§ Records supplied:
=== Section Start ===

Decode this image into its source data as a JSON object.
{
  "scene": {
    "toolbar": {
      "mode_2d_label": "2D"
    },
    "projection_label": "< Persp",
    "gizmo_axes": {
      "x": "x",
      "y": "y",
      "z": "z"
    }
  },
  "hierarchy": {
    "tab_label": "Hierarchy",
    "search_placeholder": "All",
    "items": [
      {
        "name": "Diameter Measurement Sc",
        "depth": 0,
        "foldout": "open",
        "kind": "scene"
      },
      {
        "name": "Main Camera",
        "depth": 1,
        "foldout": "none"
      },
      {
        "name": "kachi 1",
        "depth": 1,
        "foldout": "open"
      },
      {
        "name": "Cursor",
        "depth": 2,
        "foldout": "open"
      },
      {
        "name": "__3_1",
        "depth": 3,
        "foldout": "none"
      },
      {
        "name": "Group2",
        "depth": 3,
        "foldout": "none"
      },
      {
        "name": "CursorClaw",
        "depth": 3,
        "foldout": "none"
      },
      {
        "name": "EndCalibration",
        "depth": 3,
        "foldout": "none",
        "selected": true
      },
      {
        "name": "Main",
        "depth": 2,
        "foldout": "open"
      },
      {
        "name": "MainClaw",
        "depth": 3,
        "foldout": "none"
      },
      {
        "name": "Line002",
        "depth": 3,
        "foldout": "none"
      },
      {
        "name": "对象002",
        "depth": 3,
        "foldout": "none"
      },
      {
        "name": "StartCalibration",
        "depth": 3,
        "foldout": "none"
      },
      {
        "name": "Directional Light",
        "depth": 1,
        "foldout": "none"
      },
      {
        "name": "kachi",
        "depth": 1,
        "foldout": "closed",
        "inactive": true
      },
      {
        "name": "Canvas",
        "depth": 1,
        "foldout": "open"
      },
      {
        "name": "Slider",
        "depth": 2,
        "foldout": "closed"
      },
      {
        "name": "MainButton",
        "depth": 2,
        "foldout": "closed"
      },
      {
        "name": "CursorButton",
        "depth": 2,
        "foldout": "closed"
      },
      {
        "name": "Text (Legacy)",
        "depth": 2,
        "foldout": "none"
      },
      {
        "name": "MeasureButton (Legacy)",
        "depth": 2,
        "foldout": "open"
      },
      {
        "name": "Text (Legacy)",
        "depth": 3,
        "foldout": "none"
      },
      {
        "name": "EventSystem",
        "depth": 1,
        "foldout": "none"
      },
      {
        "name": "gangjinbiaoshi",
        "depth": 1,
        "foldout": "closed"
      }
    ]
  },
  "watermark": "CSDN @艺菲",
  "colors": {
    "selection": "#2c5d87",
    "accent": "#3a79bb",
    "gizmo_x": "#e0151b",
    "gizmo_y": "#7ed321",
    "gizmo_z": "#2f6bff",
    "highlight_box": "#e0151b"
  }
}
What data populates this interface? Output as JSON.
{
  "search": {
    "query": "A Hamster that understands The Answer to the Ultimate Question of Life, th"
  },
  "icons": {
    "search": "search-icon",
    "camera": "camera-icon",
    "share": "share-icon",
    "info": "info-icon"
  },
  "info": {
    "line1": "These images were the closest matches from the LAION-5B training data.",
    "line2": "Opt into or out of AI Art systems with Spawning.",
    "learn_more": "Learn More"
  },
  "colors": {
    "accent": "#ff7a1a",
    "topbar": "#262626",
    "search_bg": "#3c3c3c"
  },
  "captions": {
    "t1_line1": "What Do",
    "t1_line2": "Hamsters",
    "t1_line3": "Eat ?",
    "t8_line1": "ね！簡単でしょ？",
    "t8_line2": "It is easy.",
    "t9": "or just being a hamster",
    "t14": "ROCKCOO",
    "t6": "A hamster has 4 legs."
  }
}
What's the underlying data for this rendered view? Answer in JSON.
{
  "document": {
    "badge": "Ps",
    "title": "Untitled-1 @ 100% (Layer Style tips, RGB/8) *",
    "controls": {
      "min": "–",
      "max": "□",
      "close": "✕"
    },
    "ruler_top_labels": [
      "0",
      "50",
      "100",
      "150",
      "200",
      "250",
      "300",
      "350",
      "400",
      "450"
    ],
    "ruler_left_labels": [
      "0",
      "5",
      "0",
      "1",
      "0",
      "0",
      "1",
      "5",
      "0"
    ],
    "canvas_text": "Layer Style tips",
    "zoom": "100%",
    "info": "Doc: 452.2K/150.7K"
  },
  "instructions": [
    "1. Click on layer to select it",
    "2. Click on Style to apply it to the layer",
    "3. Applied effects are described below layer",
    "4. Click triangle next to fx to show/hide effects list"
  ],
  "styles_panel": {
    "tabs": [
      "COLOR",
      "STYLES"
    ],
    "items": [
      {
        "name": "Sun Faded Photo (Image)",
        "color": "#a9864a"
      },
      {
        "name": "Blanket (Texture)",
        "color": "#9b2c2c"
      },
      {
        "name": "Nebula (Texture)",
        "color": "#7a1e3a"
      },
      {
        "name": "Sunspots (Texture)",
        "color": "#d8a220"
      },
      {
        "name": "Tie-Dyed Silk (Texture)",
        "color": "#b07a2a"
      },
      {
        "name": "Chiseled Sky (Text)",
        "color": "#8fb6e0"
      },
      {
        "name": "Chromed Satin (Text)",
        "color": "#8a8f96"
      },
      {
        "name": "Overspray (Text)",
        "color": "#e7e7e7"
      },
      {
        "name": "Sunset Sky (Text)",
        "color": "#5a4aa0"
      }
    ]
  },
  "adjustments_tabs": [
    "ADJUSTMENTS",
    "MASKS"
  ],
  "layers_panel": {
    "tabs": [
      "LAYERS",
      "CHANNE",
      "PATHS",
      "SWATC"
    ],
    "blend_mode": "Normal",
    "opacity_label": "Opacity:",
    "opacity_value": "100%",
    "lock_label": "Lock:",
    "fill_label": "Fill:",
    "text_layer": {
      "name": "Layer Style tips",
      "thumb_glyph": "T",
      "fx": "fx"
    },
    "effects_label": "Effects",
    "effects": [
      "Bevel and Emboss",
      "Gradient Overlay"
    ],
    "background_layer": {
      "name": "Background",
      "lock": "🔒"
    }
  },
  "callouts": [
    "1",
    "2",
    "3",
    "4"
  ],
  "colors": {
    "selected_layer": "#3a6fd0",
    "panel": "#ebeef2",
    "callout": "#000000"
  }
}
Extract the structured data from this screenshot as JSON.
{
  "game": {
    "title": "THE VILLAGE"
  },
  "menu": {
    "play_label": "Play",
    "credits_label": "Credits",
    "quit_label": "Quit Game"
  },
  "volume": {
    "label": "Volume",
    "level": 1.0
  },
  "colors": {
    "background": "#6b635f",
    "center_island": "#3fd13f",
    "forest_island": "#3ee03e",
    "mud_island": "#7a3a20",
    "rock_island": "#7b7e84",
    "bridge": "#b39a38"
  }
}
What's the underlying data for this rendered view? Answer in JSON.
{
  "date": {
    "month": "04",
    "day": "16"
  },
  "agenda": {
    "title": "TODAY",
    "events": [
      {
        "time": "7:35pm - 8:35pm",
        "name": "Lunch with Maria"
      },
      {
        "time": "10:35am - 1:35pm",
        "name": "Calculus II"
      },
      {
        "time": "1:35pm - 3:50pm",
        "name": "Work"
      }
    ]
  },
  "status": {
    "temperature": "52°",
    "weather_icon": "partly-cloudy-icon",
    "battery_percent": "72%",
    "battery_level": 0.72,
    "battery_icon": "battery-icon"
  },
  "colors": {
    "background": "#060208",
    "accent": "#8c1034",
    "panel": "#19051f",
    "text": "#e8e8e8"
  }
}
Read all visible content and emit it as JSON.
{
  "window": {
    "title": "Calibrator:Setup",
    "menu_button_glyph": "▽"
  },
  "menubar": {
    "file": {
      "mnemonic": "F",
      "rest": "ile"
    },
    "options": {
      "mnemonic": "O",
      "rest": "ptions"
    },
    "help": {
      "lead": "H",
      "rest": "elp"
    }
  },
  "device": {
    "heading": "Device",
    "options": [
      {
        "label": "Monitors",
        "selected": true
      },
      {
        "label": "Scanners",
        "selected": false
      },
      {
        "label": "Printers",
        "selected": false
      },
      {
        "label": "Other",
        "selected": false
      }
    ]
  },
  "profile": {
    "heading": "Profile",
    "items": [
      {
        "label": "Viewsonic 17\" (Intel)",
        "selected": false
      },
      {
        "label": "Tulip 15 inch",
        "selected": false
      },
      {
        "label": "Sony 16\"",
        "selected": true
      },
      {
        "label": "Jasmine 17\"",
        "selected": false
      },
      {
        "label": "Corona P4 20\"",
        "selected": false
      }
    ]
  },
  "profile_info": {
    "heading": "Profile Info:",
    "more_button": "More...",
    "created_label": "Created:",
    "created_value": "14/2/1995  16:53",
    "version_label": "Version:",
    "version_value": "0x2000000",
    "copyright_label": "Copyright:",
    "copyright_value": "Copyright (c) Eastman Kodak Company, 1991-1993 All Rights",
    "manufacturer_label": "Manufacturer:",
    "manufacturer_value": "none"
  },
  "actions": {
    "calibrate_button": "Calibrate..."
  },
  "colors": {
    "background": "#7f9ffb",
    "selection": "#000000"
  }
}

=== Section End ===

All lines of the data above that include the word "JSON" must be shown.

Decode this image into its source data as a JSON object.
What data populates this interface? Output as JSON.
What's the underlying data for this rendered view? Answer in JSON.
Extract the structured data from this screenshot as JSON.
What's the underlying data for this rendered view? Answer in JSON.
Read all visible content and emit it as JSON.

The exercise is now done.